Ford Creates Fake Marketing Research Company for "Swap your Ride" Campaign
In a recent blog, Toby Bloomberg complains "What is wrong with marketers and advertisers?"
She points readers to Ford's recent advertising campaign, "Swap Your Ride," which includes a television commercial with this voiceover: "We didn't tell them we were from Ford; we told them it was... market research." The tag line on Ford's website supporting the campaign reads - "No Scripts Or Prompts. Just Real People. Telling Real Stories." (Bloomberg adds slyly, "To a Fake Marketing Research Company.")
Officially: "To ensure the authenticity of the responses, Ford made certain none of the consumers knew beforehand that they were participating in a Ford-sponsored event.
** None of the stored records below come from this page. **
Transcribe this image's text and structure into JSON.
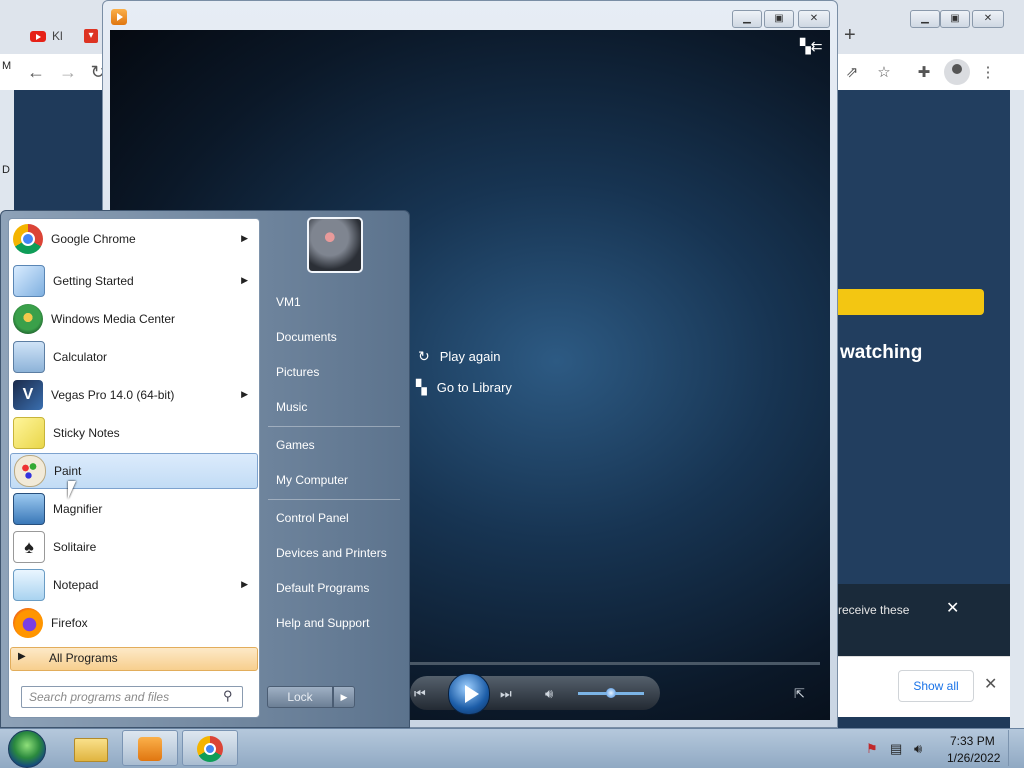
{
  "chrome": {
    "tabs": [
      {
        "label": "Kl",
        "icon": "youtube-icon"
      },
      {
        "label": "",
        "icon": "red-app-icon"
      }
    ],
    "new_tab": "+",
    "left_edge_m": "M",
    "left_edge_d": "D",
    "page_heading": "watching",
    "notification": {
      "text": "receive these",
      "close": "✕"
    },
    "downloads": {
      "show_all": "Show all",
      "close": "✕"
    }
  },
  "media_player": {
    "title_icon": "media-player-icon",
    "actions": [
      {
        "label": "Play again",
        "icon": "replay-icon"
      },
      {
        "label": "Go to Library",
        "icon": "library-icon"
      }
    ]
  },
  "start_menu": {
    "programs": [
      {
        "label": "Google Chrome",
        "icon": "chrome-icon",
        "has_submenu": true
      },
      {
        "label": "Getting Started",
        "icon": "getting-started-icon",
        "has_submenu": true
      },
      {
        "label": "Windows Media Center",
        "icon": "media-center-icon",
        "has_submenu": false
      },
      {
        "label": "Calculator",
        "icon": "calculator-icon",
        "has_submenu": false
      },
      {
        "label": "Vegas Pro 14.0 (64-bit)",
        "icon": "vegas-icon",
        "has_submenu": true
      },
      {
        "label": "Sticky Notes",
        "icon": "sticky-notes-icon",
        "has_submenu": false
      },
      {
        "label": "Paint",
        "icon": "paint-icon",
        "has_submenu": false,
        "highlighted": true
      },
      {
        "label": "Magnifier",
        "icon": "magnifier-icon",
        "has_submenu": false
      },
      {
        "label": "Solitaire",
        "icon": "solitaire-icon",
        "has_submenu": false
      },
      {
        "label": "Notepad",
        "icon": "notepad-icon",
        "has_submenu": true
      },
      {
        "label": "Firefox",
        "icon": "firefox-icon",
        "has_submenu": false
      }
    ],
    "all_programs": "All Programs",
    "search_placeholder": "Search programs and files",
    "right_items": {
      "user": "VM1",
      "documents": "Documents",
      "pictures": "Pictures",
      "music": "Music",
      "games": "Games",
      "computer": "My Computer",
      "control_panel": "Control Panel",
      "devices": "Devices and Printers",
      "default_programs": "Default Programs",
      "help": "Help and Support"
    },
    "lock": "Lock"
  },
  "taskbar": {
    "time": "7:33 PM",
    "date": "1/26/2022"
  }
}
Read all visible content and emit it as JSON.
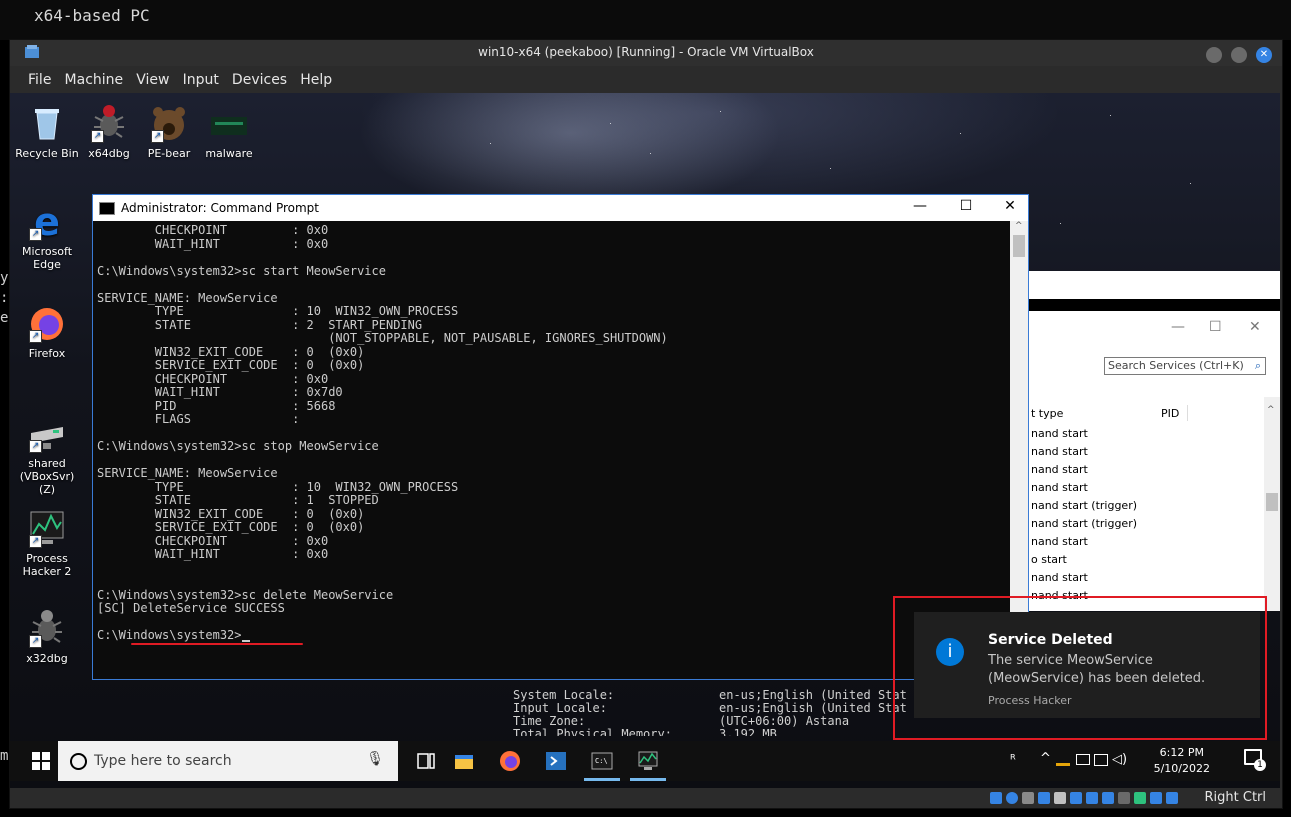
{
  "host": {
    "terminal_lines": [
      "x64-based PC"
    ],
    "side_fragments": [
      "y",
      ":",
      "e",
      "m:"
    ]
  },
  "vbox": {
    "title": "win10-x64 (peekaboo) [Running] - Oracle VM VirtualBox",
    "menu": [
      "File",
      "Machine",
      "View",
      "Input",
      "Devices",
      "Help"
    ],
    "host_key": "Right Ctrl"
  },
  "desktop_icons": [
    {
      "label": "Recycle Bin",
      "icon": "recycle-bin-icon"
    },
    {
      "label": "x64dbg",
      "icon": "bug-icon"
    },
    {
      "label": "PE-bear",
      "icon": "bear-icon"
    },
    {
      "label": "malware",
      "icon": "folder-icon"
    },
    {
      "label": "Microsoft Edge",
      "icon": "edge-icon"
    },
    {
      "label": "Firefox",
      "icon": "firefox-icon"
    },
    {
      "label": "shared (VBoxSvr) (Z)",
      "icon": "network-drive-icon"
    },
    {
      "label": "Process Hacker 2",
      "icon": "process-hacker-icon"
    },
    {
      "label": "x32dbg",
      "icon": "bug-icon"
    }
  ],
  "cmd": {
    "title": "Administrator: Command Prompt",
    "controls": [
      "—",
      "☐",
      "✕"
    ],
    "lines": [
      "        CHECKPOINT         : 0x0",
      "        WAIT_HINT          : 0x0",
      "",
      "C:\\Windows\\system32>sc start MeowService",
      "",
      "SERVICE_NAME: MeowService",
      "        TYPE               : 10  WIN32_OWN_PROCESS",
      "        STATE              : 2  START_PENDING",
      "                                (NOT_STOPPABLE, NOT_PAUSABLE, IGNORES_SHUTDOWN)",
      "        WIN32_EXIT_CODE    : 0  (0x0)",
      "        SERVICE_EXIT_CODE  : 0  (0x0)",
      "        CHECKPOINT         : 0x0",
      "        WAIT_HINT          : 0x7d0",
      "        PID                : 5668",
      "        FLAGS              :",
      "",
      "C:\\Windows\\system32>sc stop MeowService",
      "",
      "SERVICE_NAME: MeowService",
      "        TYPE               : 10  WIN32_OWN_PROCESS",
      "        STATE              : 1  STOPPED",
      "        WIN32_EXIT_CODE    : 0  (0x0)",
      "        SERVICE_EXIT_CODE  : 0  (0x0)",
      "        CHECKPOINT         : 0x0",
      "        WAIT_HINT          : 0x0",
      "",
      "",
      "C:\\Windows\\system32>sc delete MeowService",
      "[SC] DeleteService SUCCESS",
      "",
      "C:\\Windows\\system32>"
    ]
  },
  "background_sysinfo": [
    {
      "label": "System Locale:",
      "value": "en-us;English (United Stat"
    },
    {
      "label": "Input Locale:",
      "value": "en-us;English (United Stat"
    },
    {
      "label": "Time Zone:",
      "value": "(UTC+06:00) Astana"
    },
    {
      "label": "Total Physical Memory:",
      "value": "3,192 MB"
    }
  ],
  "services": {
    "controls": [
      "—",
      "☐",
      "✕"
    ],
    "search_placeholder": "Search Services (Ctrl+K)",
    "columns": [
      "t type",
      "PID"
    ],
    "rows": [
      "nand start",
      "nand start",
      "nand start",
      "nand start",
      "nand start (trigger)",
      "nand start (trigger)",
      "nand start",
      "o start",
      "nand start",
      "nand start"
    ]
  },
  "notification": {
    "title": "Service Deleted",
    "text": "The service MeowService (MeowService) has been deleted.",
    "source": "Process Hacker"
  },
  "taskbar": {
    "search_placeholder": "Type here to search",
    "time": "6:12 PM",
    "date": "5/10/2022",
    "notification_count": "1"
  }
}
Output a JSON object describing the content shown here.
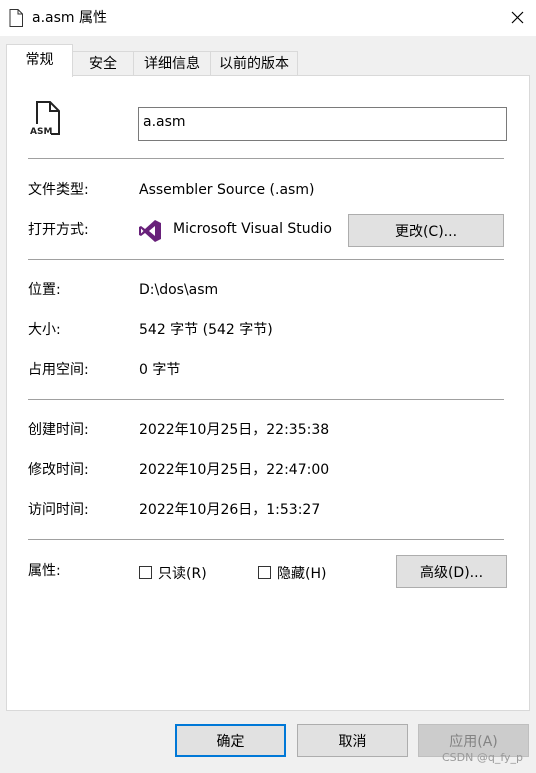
{
  "window": {
    "title": "a.asm 属性",
    "file_icon": "document-icon",
    "close_icon": "close-icon"
  },
  "tabs": [
    {
      "label": "常规",
      "active": true
    },
    {
      "label": "安全"
    },
    {
      "label": "详细信息"
    },
    {
      "label": "以前的版本"
    }
  ],
  "general": {
    "icon": "asm-file-icon",
    "icon_text": "ASM",
    "file_name": "a.asm",
    "file_type_label": "文件类型:",
    "file_type_value": "Assembler Source (.asm)",
    "open_with_label": "打开方式:",
    "open_with_icon": "visual-studio-icon",
    "open_with_value": "Microsoft Visual Studio",
    "change_button": "更改(C)...",
    "location_label": "位置:",
    "location_value": "D:\\dos\\asm",
    "size_label": "大小:",
    "size_value": "542 字节 (542 字节)",
    "size_on_disk_label": "占用空间:",
    "size_on_disk_value": "0 字节",
    "created_label": "创建时间:",
    "created_value": "2022年10月25日，22:35:38",
    "modified_label": "修改时间:",
    "modified_value": "2022年10月25日，22:47:00",
    "accessed_label": "访问时间:",
    "accessed_value": "2022年10月26日，1:53:27",
    "attributes_label": "属性:",
    "readonly_label": "只读(R)",
    "readonly_checked": false,
    "hidden_label": "隐藏(H)",
    "hidden_checked": false,
    "advanced_button": "高级(D)..."
  },
  "footer": {
    "ok": "确定",
    "cancel": "取消",
    "apply": "应用(A)"
  },
  "watermark": "CSDN @q_fy_p",
  "colors": {
    "accent": "#0078d7",
    "vs_purple": "#68217a"
  }
}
To keep its participation under wraps, Ford created a market research company, 'In Home Test Drive Experience LLC,' to recruit almost 90 competitive vehicle owners to evaluate one of 11 Ford vehicles, including a Ford Fusion, Focus, Mustang, Taurus, Edge, Escape, Escape Hybrid, Expedition, Expedition EL, F-150 or F-Series Super Duty during a week-long test drive."
As one who has had several opportunities to evaluate vehicles with extended seat time, it's seems easy to love any new car with a full tank of gas that displaces one's own 'ordinary transportation' for a few days. I'm immediately curious to know how many of those "Real People" didn't love their week-long swap, and preferred to keep their own regular ride.
According to official PR, "Swap Your Ride" participants were asked before and after their test-drive experience whether they would be open to purchasing or leasing a Ford vehicle in the future. The results: Purchase consideration following consumers' week-long product evaluation doubled to nearly 80 percent.
Bloomberg also asks: "Is this stealth marketing? Sounds like gray marketing at the very least to me. Not to mention that I feel it discredits the marketing research industry."
She also wonders what will happen the next time Ford (and I add, "or any other manufacturer") conducts "real research." Will respondents, who saw the commercial, assume that they're talking to a 'Fake Marketing Research Company?'
What do you think?